App and web page records:
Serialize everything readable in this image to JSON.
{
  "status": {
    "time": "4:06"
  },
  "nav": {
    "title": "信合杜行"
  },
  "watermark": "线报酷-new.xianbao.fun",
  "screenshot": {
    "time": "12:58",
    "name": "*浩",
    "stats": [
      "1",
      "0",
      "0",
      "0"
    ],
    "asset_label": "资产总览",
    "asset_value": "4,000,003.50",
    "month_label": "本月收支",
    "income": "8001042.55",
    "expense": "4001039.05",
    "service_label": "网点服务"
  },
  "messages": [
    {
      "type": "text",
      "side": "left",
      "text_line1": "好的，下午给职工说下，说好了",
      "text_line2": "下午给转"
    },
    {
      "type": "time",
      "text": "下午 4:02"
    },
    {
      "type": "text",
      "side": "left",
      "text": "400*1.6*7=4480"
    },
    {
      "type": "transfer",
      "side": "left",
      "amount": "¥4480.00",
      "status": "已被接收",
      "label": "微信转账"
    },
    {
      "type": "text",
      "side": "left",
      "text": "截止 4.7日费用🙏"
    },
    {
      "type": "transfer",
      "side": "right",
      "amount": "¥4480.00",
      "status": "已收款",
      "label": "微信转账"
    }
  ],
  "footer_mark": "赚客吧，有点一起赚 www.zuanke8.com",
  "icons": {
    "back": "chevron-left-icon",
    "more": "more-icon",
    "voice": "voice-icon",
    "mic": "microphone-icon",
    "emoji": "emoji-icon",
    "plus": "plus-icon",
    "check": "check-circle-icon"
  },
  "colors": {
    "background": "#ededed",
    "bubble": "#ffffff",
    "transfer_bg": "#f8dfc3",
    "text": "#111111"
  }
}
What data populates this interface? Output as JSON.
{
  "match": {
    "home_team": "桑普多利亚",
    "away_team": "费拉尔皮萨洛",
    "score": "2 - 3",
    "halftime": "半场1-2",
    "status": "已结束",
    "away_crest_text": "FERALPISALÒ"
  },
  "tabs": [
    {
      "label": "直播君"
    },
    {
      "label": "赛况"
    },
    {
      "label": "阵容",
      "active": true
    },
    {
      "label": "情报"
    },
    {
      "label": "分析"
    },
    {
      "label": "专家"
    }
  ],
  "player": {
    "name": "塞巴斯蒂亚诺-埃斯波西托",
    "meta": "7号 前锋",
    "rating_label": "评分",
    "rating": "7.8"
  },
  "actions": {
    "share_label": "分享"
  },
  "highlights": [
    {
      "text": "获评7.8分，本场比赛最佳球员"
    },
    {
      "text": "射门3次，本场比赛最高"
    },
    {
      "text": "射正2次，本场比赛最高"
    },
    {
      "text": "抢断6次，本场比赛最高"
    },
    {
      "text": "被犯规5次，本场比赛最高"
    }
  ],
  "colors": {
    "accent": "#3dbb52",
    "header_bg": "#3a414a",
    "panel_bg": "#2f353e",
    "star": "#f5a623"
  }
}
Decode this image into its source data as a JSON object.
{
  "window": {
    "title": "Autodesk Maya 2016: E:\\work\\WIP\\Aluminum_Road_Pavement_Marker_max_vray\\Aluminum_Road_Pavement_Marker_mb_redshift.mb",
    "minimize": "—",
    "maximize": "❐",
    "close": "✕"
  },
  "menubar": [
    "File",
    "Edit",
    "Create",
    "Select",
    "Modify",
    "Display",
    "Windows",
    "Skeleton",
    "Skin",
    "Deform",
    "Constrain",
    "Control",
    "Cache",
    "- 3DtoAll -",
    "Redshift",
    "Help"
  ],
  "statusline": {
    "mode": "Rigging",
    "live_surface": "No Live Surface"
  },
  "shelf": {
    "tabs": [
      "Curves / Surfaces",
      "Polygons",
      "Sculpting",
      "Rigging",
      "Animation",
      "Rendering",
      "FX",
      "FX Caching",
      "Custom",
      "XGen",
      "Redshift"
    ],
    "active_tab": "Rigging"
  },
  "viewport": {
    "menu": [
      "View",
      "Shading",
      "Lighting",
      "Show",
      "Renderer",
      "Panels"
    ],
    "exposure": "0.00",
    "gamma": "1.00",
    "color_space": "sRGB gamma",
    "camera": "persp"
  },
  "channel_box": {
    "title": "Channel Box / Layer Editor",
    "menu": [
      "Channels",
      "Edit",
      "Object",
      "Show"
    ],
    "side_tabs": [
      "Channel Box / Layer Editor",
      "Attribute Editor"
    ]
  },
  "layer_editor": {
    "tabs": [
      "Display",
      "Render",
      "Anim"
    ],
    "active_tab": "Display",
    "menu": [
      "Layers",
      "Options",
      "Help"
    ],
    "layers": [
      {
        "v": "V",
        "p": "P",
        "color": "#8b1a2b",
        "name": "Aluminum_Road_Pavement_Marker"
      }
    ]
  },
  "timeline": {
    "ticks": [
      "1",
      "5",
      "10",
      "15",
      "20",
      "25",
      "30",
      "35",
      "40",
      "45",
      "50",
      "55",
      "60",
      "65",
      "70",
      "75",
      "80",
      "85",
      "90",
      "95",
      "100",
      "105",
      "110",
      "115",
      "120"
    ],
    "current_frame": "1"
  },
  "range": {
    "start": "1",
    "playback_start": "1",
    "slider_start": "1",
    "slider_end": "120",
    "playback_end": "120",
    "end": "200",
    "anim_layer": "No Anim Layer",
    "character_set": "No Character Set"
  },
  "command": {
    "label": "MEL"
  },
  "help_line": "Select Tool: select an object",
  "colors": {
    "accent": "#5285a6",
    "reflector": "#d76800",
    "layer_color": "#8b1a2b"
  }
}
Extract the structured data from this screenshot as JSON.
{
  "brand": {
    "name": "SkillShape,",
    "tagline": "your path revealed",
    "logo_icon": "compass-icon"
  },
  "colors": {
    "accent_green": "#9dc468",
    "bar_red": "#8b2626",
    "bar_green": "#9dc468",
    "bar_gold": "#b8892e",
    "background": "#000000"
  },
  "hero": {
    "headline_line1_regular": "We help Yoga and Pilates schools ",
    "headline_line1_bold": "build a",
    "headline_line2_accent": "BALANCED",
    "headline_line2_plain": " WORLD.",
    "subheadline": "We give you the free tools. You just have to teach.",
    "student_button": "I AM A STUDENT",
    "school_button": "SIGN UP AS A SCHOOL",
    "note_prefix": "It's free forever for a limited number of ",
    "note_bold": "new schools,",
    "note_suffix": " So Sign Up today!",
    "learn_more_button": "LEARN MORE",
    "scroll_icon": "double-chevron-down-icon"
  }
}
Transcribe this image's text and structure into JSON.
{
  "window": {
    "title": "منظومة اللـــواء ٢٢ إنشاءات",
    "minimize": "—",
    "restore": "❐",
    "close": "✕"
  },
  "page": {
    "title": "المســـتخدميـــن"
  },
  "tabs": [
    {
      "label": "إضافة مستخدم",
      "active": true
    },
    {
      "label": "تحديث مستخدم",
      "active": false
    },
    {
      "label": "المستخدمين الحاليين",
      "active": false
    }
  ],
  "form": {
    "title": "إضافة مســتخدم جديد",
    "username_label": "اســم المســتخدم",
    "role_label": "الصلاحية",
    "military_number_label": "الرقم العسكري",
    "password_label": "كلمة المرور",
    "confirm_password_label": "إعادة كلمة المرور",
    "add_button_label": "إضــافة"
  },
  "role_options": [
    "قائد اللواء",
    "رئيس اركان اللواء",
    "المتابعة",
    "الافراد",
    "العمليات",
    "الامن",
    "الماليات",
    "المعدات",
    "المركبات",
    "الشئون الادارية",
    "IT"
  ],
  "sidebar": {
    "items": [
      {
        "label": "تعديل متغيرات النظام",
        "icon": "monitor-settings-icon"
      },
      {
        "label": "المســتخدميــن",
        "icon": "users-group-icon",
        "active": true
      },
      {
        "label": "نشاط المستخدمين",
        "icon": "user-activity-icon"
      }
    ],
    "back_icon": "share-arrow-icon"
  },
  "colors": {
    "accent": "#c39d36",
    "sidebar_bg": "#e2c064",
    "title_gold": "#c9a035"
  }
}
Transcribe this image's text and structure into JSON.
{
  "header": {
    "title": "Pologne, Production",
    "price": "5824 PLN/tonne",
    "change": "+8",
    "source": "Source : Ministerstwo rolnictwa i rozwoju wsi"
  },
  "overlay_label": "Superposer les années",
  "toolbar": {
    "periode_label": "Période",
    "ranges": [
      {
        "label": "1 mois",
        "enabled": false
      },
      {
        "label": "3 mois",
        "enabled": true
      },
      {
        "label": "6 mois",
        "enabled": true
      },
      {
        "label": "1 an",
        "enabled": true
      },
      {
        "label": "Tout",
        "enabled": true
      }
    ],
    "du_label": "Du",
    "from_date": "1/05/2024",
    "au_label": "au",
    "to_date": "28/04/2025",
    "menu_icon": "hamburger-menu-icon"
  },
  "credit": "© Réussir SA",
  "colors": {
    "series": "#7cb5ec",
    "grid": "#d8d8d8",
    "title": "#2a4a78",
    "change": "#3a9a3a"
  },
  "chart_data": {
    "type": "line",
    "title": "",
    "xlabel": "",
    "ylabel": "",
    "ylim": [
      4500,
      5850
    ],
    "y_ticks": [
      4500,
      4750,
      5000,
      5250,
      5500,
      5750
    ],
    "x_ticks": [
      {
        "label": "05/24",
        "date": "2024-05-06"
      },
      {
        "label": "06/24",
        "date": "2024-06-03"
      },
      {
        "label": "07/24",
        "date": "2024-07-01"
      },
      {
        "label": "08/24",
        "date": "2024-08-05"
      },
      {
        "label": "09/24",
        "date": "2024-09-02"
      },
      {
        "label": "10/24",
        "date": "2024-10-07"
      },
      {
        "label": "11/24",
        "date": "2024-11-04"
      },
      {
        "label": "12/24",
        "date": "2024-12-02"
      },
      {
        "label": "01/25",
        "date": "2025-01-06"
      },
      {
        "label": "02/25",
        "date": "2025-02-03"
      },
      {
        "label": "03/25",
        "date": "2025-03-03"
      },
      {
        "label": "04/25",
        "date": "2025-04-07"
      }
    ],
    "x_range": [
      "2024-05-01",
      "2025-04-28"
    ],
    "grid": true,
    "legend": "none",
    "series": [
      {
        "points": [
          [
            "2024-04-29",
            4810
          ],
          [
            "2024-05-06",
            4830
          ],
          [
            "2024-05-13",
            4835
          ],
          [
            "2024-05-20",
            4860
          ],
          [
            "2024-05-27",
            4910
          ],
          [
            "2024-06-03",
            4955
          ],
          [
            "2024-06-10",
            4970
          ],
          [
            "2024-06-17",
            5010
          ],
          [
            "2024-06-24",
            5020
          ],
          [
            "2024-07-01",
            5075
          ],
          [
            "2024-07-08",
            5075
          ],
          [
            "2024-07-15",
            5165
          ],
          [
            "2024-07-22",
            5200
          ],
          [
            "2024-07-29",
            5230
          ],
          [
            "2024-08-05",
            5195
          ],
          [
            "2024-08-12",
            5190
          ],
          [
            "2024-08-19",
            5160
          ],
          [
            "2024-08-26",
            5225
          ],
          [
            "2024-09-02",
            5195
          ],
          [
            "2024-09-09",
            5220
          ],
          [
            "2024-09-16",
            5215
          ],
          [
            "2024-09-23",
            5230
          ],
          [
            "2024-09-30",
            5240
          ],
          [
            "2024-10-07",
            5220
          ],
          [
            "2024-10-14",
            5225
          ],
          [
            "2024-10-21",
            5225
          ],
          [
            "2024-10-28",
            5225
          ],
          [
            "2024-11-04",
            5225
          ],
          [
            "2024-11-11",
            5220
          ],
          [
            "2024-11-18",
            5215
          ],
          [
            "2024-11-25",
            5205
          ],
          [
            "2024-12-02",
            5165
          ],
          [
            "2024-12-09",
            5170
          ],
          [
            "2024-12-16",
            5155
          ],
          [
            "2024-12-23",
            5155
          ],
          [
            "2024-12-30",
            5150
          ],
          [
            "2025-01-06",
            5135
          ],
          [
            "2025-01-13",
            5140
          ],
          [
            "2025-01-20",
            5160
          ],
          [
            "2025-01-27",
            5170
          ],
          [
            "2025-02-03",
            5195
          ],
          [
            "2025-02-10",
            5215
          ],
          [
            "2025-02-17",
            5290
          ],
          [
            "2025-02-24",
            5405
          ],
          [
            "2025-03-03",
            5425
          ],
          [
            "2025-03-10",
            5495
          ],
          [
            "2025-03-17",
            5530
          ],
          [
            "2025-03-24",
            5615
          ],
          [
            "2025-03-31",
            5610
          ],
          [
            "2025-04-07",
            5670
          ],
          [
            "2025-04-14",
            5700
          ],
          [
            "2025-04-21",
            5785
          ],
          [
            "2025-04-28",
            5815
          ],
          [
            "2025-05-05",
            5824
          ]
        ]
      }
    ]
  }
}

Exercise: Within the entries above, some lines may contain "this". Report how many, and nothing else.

Task result: 6